FEB: THE BASEBALL GURU ARTICLE FROM
.and there were plenty of them! The man had huge appetites which extended to food, liquor, life, and women.
As far as women are concerned, its only been in the last 15 years or so that we have begun to get a clearer picture of his relations with women and that would also include his two daughters.
Lets start with Helen Woodward. How does a man with the gargantuan zest for living it up end up with marrying a woman like Helen Woodward? Ruth loved to party, was a gregarious, outgoing, people friendly guy, who was always in the spotlight and enjoyed being so. Helen was a different story. Shy and retiring, she kept to herself as much as she could, shunned publicity, frowned on the lifestyle that Ruth favored and she made him aware of it early on in their marriage.
awhile it was obvious to the both of them that the marriage was a
mistake. Since divorce was
impossible (they were both
Catholics) they decided to live
apart from each
other. They did try to keep
it to themselves because it was felt the publicity might have been harmful
to Ruth. While the Babe was married to Helen he did have several affairs,
one of which was with a woman named Juanita Jennings. The affair culminated
in a child which they named Dorothy and put into an adoption agency. Ruth
then payed for an apartment for Juanita to live in on
Helen and Ruth were separated from 1920 to 1928. In 28 Helen died in a farm house fire and that brings us to Claire Hodgson.
When Claire Hodgson was a young teenager she flirted with an up and coming young ballplayer and had several dates with him. In his memoirs the ballplayer mentions that he just met a girl named Claire Hodgson and for awhile it got interesting. The player was Ty Cobb and whats pertinent about all this is that Claire later went on to marry Ruth, and to make it even more interesting, Ruth and Cobb hated each other.
Claire Ruth was quite a woman. She was brought up in wealth, had cut quite a figure in Society, and before she met the Babe had been divorced and had a child (Julia) of her own. They married soon after Helen died (Claire had been seeing Ruth while Helen was alive) and in many ways she was just what he needed. Strong willed, with a mind of her own, she tamed many of his habits. By the time his playing days were over, he had curbed his womanizing, gave up his gargantuan eating habits and became some-what of a stayat-home.
Early on in their marriage, Claire went to Yankee owner Jacob Ruppert and persuaded him to pay for a hotel room for the both of them when they were on the road and she would keep an eye on him. It worked for awhile but eventually Claire missed her family and friends and gave it up. Ruth then went back to sleeping with a different woman whenever he was traveling.
All in all though she was successful in toning down his rough, hurly-burley way of life. The babe adopted Julie as his own daughter. There was friction between both girls and certainly between Claire and Dorothy. A story concerning Ruths last few days before he passed away illustrates that. While the Babe was in Memorial hospital dying

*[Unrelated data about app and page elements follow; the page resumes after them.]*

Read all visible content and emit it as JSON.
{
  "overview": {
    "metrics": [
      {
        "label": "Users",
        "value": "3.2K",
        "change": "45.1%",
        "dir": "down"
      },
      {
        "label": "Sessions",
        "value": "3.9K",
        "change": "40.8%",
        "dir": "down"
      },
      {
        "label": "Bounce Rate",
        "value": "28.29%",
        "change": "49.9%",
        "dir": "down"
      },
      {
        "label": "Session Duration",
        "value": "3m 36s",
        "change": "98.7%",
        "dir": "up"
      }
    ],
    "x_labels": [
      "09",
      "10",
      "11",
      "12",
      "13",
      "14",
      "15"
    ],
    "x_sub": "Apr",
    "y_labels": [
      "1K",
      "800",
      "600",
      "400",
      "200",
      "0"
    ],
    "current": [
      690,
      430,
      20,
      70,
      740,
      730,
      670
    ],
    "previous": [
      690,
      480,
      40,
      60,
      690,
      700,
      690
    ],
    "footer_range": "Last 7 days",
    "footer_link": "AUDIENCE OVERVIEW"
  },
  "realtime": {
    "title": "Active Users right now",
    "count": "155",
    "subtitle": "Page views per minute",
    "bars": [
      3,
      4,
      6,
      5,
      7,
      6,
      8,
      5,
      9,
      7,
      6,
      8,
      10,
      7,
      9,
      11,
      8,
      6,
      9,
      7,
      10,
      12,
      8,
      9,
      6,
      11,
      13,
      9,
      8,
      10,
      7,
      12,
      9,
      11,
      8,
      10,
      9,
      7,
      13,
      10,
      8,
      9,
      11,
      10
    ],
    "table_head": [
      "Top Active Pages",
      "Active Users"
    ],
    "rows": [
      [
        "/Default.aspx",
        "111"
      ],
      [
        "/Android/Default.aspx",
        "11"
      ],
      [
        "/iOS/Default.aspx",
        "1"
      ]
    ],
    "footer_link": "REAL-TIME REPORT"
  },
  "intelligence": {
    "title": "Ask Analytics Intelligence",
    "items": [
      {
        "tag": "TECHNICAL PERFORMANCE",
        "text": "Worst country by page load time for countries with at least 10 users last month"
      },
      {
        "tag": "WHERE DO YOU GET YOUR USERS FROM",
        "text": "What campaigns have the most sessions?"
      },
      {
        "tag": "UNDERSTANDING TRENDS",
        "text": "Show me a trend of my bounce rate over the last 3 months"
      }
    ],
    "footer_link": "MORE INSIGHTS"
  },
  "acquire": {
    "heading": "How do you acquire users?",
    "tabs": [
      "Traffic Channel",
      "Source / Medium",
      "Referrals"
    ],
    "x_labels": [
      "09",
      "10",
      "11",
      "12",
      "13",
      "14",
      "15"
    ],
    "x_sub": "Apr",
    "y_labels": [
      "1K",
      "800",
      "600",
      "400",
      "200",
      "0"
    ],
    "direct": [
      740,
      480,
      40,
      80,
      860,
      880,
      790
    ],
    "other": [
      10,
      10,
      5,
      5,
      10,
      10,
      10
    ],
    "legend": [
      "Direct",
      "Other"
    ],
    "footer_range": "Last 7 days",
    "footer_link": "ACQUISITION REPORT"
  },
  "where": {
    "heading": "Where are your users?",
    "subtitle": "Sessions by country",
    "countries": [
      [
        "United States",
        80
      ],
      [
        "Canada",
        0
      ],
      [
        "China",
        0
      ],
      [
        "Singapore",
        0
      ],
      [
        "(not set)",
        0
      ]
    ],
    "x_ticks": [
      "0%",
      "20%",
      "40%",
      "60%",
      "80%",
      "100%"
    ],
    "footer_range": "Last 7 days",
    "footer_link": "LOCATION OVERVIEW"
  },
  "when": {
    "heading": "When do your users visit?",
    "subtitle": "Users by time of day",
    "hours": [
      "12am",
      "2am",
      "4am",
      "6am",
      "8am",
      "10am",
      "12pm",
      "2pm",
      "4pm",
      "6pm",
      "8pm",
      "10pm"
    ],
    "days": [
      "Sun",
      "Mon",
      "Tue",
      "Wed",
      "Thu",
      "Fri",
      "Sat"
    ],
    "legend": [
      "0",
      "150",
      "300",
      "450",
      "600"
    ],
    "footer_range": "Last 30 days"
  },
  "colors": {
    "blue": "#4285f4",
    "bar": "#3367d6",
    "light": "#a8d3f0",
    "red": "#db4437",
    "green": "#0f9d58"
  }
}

of cancer Claire came to his room one week before he died. Armed with a Lawyer she made him sign over all his assets to her name including a $400,000 trust fund that he had set aside for Dorothy. In essence then she stole the fund from Dorothy and that of course caused more friction between both women.
As a follow up to that we should mention another woman that he had an affair with named Loretta Carson. Ms. Carson came to say goodbye to Babe two days before he died. He mentioned what Claire had done with Dorothys trust fund. She then went to Claire in the hospital and threatened to reveal the whole story to the NY Times. Claire then offered her $20,000 to remain quiet. Good sport that she was, she took the bribe and has faded from history.
To talk a bit more about Claires relationship with Dorothy we have to bring in Lou Gehrigs mother. One day Dorothy visited Gehrigs mom and after she left mom Gehrig mentioned to her friends that whenever she saw Dorothy she was always dressed like a ragamuffin but Claires child Julia from her first marriage was always dressed in the latest fashions. The remark got back to the Yankee wives who in turn told Claire about it who in turn told Ruth to tell Gehrig to tell his mom to mind her own business. Ruth went to Gehrig with Claires message and that was the end of their friendship until a year or so before Gehrigs death.
One last story about Ruth and his proclivity for women Involves one of his early roommates, Ping Bodie. In several interviews after Ruths death Bodie mentions that there was one period where the both of them went to a Philadelphia Bordello two nights in a row and the Babe went through all the girls both nights. That was some accomplishment because in those days houses like that usually had at least 10 to 15 women.
Quite a man was Babe Ruth.